You are currently viewing [EVENT] Civil Society Caucus for Climate Justice

The Civil Society Caucus for Climate Justice will provide a parallel people-led process for civil society, especially those unable to participate at the 27th Conference of Parties (COP) of the United Nations Framework Convention on Climate Change (UNFCCC) taking place at Sharm El-Sheikh, Egypt from 6 to 18 November, 2022. The activity intends to surface grassroots analyses of the climate crisis, its impacts and consequences to human rights and development of the most affected peoples and areas, and their key demands to decision makers at the UN climate negotiations, and conduct independent civil society actions.

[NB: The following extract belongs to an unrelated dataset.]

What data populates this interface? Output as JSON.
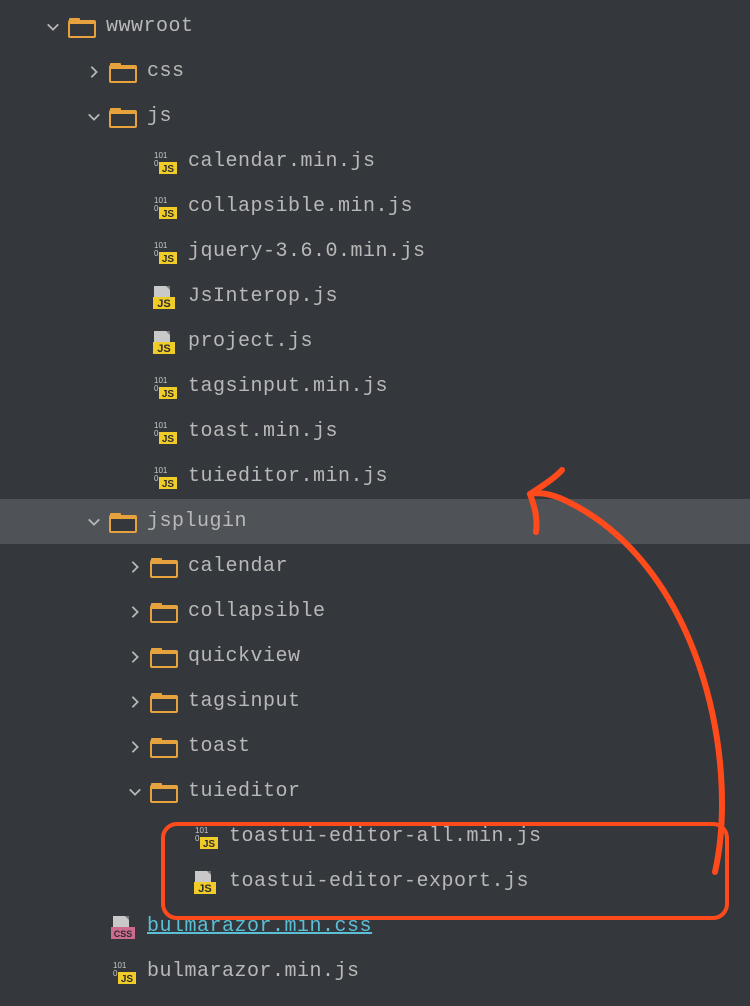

It also aims to develop initial strategies for conducting coordinated action and mobilization of civil society for COP28 in Dubai, UAE. The Caucus situates itself within the broader effort of the global climate justice movement to build enabling spaces for alternative articulation for common messages and action to challenge the UN climate negotiations.

The Caucus will be holding three plenary sessions tackling key people’s issues and concerns in the struggle for climate justice. The sessions will be held in hybrid format.

Plenary 1: On the socio-economic situation and climate priorities of the Middle East and North Africa (MENA)

The session aims to highlight people’s socioeconomic and climate issues and struggles in the region where COP27 is currently being held. Major global policy meetings will also be held in the region next year, including COP28.

Plenary 2: COP27 Report back and ways forward

The session will discuss the relevance of key COP27 outcomes (on adaptation and mitigation, finance, loss and damage, Article 6, people’s participation and civic space) to people’s struggle for climate justice in the global South.

Plenary 3: Advancing climate justice through system change (thematic and sectoral issues)

The session will provide a multidimensional analysis of the climate crisis, from the roles of the IMF and World Bank in promoting false climate solutions to pave a corporate recovery, the interlinkages of neoliberal trade and unsustainable production and consumption systems, to concerns and issues of women, land and environmental defenders, and other marginalised sectors.